(Excerpts from an interface dataset)
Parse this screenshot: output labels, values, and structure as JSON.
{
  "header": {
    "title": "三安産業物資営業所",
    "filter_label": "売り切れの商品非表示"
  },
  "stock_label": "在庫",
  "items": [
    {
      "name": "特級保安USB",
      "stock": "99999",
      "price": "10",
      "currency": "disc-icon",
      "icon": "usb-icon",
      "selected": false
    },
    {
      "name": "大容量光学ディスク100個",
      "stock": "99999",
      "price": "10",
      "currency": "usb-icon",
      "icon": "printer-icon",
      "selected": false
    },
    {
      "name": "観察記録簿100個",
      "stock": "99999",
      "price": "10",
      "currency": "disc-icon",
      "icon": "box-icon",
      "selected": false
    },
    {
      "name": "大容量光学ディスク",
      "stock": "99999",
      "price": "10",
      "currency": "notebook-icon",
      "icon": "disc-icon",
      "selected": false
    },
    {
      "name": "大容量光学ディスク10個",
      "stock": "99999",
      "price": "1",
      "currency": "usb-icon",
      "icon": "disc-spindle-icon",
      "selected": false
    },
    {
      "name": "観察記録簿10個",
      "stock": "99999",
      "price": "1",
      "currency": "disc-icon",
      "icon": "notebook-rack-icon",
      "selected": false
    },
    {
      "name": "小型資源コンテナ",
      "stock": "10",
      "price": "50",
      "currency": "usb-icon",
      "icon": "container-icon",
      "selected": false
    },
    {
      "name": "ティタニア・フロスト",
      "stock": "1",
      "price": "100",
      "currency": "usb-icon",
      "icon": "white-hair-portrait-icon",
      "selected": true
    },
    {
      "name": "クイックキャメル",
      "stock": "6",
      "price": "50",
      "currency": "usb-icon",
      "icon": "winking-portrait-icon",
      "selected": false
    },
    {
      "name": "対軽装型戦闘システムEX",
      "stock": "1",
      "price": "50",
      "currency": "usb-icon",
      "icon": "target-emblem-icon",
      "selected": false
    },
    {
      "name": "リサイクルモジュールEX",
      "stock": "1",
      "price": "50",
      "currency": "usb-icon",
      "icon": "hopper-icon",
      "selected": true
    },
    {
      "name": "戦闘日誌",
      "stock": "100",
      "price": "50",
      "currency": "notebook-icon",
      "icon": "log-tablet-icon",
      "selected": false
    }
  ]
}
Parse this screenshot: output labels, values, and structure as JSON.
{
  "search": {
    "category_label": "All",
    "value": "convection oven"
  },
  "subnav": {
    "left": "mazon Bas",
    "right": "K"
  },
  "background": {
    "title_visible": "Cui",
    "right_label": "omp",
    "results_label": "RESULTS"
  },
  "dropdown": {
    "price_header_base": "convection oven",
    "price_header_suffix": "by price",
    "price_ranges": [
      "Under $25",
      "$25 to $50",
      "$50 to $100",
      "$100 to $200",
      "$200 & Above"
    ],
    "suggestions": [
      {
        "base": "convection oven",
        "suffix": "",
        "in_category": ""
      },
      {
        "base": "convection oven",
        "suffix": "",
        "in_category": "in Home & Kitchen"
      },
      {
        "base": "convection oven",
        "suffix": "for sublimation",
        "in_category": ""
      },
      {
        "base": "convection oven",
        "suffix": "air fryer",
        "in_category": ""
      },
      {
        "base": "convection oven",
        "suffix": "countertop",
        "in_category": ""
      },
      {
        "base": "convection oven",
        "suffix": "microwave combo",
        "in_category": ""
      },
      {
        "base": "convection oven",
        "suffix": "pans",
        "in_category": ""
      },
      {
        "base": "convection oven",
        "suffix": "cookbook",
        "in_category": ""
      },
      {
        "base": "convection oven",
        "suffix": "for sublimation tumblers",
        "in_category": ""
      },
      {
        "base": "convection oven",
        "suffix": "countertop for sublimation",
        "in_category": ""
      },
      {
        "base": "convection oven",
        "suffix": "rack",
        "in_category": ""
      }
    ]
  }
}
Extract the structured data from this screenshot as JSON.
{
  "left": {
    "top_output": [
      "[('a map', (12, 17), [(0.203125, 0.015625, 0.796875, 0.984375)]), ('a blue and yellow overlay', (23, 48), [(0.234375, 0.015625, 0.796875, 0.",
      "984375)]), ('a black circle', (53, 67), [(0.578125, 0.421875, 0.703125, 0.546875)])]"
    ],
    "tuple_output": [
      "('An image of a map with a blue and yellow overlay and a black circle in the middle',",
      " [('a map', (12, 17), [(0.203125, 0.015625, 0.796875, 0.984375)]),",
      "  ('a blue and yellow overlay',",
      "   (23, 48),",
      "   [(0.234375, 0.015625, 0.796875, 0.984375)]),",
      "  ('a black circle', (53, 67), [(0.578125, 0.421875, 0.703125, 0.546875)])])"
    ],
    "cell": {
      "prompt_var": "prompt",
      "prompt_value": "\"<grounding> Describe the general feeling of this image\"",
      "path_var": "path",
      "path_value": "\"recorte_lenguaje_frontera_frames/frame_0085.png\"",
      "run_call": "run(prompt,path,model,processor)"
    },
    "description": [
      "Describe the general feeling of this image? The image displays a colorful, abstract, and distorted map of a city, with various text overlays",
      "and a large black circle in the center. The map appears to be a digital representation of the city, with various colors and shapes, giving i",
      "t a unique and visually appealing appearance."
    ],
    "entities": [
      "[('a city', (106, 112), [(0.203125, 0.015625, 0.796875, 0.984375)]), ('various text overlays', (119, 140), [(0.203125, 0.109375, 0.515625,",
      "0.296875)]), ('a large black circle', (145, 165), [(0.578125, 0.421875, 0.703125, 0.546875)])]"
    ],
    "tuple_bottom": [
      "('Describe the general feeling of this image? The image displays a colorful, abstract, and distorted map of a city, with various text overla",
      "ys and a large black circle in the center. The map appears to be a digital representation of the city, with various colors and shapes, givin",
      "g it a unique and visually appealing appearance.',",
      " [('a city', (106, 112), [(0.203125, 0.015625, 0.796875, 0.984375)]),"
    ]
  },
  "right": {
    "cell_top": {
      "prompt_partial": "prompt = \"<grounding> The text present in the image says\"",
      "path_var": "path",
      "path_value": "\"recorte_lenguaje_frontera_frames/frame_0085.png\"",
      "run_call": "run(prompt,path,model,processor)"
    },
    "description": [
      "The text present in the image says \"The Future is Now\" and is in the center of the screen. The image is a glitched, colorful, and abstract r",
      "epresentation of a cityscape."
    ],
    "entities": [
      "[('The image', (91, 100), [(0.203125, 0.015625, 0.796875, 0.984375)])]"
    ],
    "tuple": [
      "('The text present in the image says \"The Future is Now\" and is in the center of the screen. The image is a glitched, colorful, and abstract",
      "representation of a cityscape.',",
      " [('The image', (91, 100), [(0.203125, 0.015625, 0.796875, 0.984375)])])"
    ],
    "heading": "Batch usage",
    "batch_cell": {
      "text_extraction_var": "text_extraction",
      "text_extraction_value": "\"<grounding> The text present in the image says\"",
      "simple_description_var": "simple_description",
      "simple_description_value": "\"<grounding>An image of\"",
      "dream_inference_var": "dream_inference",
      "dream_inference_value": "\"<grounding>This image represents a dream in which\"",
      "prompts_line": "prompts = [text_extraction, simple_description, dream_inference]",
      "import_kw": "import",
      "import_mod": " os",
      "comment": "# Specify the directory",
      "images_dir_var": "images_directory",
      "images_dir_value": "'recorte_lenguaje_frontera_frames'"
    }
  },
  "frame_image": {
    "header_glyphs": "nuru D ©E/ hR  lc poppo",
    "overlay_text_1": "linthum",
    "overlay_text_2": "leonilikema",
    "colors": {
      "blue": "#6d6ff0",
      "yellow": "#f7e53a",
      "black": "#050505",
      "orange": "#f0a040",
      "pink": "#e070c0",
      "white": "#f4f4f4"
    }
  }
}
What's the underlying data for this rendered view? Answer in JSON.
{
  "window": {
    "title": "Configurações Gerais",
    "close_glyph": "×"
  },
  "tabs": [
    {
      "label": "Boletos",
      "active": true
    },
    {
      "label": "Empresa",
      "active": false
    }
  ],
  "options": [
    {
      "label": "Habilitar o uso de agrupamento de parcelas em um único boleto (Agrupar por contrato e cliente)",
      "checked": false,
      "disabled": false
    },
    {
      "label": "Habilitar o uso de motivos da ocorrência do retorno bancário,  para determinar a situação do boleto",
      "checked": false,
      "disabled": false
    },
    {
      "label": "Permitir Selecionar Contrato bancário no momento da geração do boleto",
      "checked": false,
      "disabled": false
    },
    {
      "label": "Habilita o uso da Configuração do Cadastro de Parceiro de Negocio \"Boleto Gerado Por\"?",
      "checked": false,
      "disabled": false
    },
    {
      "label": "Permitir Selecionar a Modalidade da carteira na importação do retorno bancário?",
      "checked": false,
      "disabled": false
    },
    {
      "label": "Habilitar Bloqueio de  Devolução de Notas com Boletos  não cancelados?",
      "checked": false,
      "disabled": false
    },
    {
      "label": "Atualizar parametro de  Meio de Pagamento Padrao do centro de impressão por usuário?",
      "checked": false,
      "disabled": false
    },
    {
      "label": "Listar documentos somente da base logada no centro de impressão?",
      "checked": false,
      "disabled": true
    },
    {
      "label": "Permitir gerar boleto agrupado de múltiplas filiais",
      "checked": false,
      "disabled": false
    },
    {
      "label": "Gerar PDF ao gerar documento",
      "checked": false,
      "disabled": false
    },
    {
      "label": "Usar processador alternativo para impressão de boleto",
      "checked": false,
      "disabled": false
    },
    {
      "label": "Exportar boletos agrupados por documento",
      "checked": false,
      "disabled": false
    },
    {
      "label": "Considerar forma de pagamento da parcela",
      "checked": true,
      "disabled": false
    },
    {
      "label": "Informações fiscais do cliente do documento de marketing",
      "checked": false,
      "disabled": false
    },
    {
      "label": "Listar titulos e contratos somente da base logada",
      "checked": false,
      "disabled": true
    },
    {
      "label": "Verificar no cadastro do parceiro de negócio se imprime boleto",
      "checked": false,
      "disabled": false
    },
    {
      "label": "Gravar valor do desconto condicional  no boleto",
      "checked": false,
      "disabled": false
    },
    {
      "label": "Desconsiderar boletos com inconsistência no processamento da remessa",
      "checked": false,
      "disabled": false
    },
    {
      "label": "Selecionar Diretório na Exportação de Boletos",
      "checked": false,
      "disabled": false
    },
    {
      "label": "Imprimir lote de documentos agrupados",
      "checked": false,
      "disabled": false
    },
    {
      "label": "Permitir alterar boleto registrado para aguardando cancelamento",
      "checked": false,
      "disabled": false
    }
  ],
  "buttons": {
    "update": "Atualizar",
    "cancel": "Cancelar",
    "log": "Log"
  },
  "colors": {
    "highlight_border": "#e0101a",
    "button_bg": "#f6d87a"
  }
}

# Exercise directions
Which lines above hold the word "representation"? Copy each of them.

# Answer section
      "and a large black circle in the center. The map appears to be a digital representation of the city, with various colors and shapes, giving i",
      "ys and a large black circle in the center. The map appears to be a digital representation of the city, with various colors and shapes, givin",
      "representation of a cityscape.',",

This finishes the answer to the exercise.